### PROBLEM TO SOLVE
Reproduce each entry below verbatim.

(Recorded data)

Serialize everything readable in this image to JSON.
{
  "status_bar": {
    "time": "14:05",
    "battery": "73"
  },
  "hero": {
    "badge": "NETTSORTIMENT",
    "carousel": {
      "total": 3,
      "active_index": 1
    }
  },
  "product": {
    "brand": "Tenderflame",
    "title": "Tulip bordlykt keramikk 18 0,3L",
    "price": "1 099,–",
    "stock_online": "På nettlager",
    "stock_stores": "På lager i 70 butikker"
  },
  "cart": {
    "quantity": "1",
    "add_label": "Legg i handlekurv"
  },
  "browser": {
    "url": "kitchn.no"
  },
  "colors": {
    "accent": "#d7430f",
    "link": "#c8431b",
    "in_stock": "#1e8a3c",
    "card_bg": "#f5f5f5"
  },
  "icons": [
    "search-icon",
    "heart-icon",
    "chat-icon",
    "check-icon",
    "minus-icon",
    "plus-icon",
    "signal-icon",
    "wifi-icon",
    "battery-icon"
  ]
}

### RESULT OF THE TASK
Serialize everything readable in this image to JSON.
{
  "status_bar": {
    "time": "14:05",
    "battery": "73"
  },
  "hero": {
    "badge": "NETTSORTIMENT",
    "carousel": {
      "total": 3,
      "active_index": 1
    }
  },
  "product": {
    "brand": "Tenderflame",
    "title": "Tulip bordlykt keramikk 18 0,3L",
    "price": "1 099,–",
    "stock_online": "På nettlager",
    "stock_stores": "På lager i 70 butikker"
  },
  "cart": {
    "quantity": "1",
    "add_label": "Legg i handlekurv"
  },
  "browser": {
    "url": "kitchn.no"
  },
  "colors": {
    "accent": "#d7430f",
    "link": "#c8431b",
    "in_stock": "#1e8a3c",
    "card_bg": "#f5f5f5"
  },
  "icons": [
    "search-icon",
    "heart-icon",
    "chat-icon",
    "check-icon",
    "minus-icon",
    "plus-icon",
    "signal-icon",
    "wifi-icon",
    "battery-icon"
  ]
}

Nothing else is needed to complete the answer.